• [WORK TO BE COMPLETED]: Looking through the listing below, state how many lines have the word "pantalla" in them. Only the number should be given.

• [EXERCISE MATERIALS]:
***

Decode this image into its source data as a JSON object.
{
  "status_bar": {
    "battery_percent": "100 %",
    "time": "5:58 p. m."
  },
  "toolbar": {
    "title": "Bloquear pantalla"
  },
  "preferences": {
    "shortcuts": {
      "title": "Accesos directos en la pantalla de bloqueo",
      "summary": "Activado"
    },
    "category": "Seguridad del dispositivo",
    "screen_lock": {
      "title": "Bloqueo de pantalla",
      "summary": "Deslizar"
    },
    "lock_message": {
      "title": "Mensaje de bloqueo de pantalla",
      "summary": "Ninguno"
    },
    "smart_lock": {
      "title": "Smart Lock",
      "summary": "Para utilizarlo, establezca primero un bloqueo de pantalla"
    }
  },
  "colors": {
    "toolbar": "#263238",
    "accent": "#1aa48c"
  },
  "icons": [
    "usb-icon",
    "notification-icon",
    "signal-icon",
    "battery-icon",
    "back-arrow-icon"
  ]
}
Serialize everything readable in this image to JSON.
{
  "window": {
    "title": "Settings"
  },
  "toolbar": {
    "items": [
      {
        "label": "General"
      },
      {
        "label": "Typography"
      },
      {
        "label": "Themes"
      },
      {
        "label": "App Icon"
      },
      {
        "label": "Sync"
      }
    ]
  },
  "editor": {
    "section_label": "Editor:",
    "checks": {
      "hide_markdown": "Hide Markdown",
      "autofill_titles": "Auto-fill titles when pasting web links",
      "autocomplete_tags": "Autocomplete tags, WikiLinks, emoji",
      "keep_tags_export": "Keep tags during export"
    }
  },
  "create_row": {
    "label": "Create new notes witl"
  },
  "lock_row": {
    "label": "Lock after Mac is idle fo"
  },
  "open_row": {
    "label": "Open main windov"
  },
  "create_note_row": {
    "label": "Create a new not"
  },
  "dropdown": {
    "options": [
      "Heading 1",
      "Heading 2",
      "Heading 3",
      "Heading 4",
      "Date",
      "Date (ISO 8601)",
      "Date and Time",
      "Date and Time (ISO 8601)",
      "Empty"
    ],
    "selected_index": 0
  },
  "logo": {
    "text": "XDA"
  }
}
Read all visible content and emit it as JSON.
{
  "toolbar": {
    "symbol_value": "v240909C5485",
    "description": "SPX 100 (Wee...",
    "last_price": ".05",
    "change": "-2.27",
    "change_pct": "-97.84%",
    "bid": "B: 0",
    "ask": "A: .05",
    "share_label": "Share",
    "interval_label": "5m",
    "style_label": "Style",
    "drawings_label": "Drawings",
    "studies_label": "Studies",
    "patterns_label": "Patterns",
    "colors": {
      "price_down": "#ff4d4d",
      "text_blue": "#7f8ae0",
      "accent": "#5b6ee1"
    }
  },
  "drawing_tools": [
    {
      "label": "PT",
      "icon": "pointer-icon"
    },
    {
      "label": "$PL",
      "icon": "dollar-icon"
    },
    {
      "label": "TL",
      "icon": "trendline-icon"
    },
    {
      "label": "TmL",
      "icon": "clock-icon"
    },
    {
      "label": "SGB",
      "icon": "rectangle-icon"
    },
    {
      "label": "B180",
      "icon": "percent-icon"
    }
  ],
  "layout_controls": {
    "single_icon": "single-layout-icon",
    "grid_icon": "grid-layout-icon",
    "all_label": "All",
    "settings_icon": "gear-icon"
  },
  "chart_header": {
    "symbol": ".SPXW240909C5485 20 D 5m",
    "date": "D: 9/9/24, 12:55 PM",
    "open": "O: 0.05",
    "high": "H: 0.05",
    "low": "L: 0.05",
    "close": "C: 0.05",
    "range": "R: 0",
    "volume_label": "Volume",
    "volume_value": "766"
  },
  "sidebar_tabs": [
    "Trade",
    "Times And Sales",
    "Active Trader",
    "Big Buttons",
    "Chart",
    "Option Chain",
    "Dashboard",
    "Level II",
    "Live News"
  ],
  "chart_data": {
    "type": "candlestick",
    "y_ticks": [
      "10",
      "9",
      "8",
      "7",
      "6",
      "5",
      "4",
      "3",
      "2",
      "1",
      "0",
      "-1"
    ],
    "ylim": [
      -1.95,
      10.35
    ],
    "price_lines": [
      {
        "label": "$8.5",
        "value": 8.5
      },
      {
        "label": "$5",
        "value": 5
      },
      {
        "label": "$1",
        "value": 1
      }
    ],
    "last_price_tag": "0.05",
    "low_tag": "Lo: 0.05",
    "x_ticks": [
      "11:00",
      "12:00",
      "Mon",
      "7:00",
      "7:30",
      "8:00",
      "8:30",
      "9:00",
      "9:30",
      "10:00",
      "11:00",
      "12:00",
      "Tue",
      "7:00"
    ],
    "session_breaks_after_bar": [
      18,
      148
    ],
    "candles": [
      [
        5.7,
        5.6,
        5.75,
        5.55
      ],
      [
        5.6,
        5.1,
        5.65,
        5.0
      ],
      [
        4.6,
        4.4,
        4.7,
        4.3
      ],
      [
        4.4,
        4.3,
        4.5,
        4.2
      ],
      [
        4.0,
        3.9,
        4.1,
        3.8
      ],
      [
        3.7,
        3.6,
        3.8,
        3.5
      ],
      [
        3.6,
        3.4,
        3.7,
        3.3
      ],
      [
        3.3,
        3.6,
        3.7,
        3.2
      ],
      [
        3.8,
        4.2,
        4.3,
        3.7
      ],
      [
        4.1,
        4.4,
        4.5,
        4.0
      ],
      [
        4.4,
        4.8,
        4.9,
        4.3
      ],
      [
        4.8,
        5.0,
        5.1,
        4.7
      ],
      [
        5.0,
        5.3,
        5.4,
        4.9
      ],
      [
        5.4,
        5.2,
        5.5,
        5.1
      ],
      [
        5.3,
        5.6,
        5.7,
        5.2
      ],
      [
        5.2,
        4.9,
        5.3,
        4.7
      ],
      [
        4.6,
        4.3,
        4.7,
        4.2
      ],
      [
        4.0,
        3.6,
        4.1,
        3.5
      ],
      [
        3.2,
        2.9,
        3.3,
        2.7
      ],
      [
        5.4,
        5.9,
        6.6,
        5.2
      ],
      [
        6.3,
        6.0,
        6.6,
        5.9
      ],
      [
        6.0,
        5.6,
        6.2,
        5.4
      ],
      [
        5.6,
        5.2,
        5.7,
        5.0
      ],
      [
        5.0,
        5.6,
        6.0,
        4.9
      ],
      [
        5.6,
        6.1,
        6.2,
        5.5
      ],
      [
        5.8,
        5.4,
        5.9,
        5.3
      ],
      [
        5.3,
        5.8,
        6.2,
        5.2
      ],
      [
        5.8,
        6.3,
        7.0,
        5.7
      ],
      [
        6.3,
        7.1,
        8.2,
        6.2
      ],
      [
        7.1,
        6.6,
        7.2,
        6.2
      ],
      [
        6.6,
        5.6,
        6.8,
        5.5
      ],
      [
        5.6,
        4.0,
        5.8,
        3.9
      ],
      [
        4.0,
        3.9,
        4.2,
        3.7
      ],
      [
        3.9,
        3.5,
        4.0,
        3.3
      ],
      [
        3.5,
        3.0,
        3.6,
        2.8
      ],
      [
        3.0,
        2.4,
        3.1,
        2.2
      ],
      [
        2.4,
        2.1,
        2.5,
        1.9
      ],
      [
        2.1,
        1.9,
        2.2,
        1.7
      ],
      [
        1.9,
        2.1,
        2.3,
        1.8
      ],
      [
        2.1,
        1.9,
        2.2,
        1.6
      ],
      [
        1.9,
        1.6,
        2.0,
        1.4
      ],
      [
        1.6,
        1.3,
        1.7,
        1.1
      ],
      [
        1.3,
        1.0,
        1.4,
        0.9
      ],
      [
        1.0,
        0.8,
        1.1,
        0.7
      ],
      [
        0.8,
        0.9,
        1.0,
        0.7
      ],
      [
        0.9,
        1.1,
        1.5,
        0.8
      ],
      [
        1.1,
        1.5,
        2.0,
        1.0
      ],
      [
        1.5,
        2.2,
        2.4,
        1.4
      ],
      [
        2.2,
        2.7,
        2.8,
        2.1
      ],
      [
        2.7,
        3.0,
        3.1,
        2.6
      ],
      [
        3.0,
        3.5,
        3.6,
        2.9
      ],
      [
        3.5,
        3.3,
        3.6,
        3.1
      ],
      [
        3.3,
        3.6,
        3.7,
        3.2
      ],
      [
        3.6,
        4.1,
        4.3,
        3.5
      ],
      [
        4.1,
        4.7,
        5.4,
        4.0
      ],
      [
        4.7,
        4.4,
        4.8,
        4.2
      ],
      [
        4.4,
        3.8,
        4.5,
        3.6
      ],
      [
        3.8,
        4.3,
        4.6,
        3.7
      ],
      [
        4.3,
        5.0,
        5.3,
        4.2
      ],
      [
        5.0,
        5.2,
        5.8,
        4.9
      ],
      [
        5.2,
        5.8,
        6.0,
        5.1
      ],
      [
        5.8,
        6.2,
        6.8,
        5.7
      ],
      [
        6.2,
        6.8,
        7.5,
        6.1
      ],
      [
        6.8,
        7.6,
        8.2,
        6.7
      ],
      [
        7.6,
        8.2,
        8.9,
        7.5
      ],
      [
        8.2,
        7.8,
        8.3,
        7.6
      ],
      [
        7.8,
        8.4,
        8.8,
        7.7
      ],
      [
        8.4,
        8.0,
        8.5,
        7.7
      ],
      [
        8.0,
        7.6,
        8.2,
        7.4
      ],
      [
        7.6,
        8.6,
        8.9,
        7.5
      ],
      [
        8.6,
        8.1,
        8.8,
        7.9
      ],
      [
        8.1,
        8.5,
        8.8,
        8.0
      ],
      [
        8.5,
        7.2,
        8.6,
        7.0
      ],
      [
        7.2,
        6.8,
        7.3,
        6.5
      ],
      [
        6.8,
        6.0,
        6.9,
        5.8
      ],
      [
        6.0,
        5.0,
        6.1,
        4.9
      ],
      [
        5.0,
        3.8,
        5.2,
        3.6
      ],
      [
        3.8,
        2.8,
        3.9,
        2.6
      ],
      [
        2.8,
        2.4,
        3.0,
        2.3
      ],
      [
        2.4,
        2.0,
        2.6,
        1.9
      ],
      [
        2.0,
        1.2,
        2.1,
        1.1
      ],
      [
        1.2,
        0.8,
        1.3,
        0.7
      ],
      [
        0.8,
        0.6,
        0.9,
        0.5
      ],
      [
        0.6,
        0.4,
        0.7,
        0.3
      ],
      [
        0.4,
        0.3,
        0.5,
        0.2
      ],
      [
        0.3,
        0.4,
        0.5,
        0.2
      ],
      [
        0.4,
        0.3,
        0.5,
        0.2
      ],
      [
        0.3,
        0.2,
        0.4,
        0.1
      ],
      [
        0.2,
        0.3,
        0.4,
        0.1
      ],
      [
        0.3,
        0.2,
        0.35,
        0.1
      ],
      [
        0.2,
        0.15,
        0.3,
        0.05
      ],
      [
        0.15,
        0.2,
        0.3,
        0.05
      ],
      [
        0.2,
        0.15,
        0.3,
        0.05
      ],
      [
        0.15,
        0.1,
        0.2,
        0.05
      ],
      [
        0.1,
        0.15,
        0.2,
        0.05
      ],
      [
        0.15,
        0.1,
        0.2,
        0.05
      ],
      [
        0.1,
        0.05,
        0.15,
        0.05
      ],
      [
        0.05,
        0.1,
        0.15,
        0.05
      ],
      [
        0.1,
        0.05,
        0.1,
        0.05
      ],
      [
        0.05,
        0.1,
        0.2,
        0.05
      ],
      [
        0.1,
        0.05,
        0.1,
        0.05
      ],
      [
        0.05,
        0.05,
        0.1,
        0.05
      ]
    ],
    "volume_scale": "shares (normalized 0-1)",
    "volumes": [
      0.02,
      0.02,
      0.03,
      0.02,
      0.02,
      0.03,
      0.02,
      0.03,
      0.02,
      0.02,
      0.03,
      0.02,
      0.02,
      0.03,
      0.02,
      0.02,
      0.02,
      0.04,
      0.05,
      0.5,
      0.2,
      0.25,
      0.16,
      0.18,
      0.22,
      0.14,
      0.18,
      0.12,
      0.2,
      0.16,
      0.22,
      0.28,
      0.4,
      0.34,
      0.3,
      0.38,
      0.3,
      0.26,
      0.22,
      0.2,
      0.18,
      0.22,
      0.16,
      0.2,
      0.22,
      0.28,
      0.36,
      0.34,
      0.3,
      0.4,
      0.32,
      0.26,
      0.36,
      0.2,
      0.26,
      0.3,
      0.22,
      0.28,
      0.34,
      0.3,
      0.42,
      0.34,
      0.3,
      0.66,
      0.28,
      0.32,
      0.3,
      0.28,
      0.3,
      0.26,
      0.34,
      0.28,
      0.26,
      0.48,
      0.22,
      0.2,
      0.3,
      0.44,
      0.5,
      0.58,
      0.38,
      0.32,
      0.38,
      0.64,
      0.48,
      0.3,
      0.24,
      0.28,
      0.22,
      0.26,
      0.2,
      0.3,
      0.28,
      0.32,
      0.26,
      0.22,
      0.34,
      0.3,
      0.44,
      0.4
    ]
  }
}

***

• [FINAL ANSWER]: 5